GENEVA — A decision on when to destroy the last known stocks of live smallpox was put off for a further three years at a contentious World Health Organization meeting, with Iran spearheading opposition to a U.S.- and Russian-backed plan to postpone setting a date for destruction for five years.
Iran was at the forefront of countries arguing this week at the annual World Health Assembly in Geneva for the stocks held in Russia and the United States to be destroyed now.
Its arguments included the risk of stockpiles falling into the wrong hands and that technology existed to create vaccines and anti-viral drugs without access to the live variola virus.
The United States said further research was needed into vaccines against the disease eradicated more than 30 years ago.
Twenty-seven countries backed its position Tuesday, compared with only seven behind Iran, it said.
"We're very satisfied. There had been talk there would be a call for immediate destruction. That most decidedly did not happen," said Nils Daulaire, director at the office of global health affairs at the U.S. Department of Health and Human Services.
Daulaire said he could not comment on Iran's motives. No one could be contacted from the Iranian delegation.
The debate over when to destroy the stocks, seen as the last stage in ridding the planet of the smallpox disease, has rumbled on for 25 years.
Stocks were held in Russia and the United States as a legacy of Cold War cooperation when the two powers worked together to eliminate the disease.
In all 28 resolutions and three decisions on guiding future work were passed at the annual decision-making assembly. They included efforts to prevent noncommunicable diseases, such as heart disease, diabetes and cancer, and a deal on better preparedness for a flu pandemic by allowing virus samples to be shared globally in exchange for vaccines.
WHO Director General Margaret Chan hailed the framework agreement as "a triumph for health diplomacy."

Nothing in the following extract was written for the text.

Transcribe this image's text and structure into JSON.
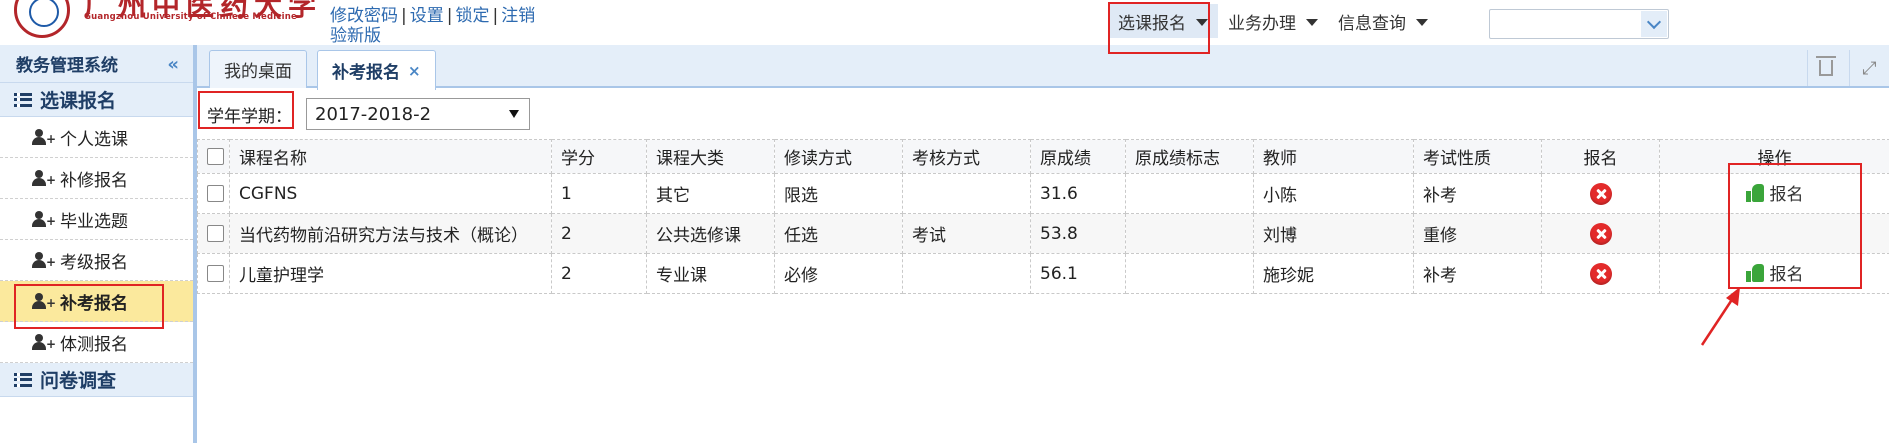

"This was the culmination of four years of very hard work, which at times faced issues that appeared hopelessly deadlocked," she said a speech concluding the assembly. "It vastly improves the world's capacity to prepare for the next influenza pandemic."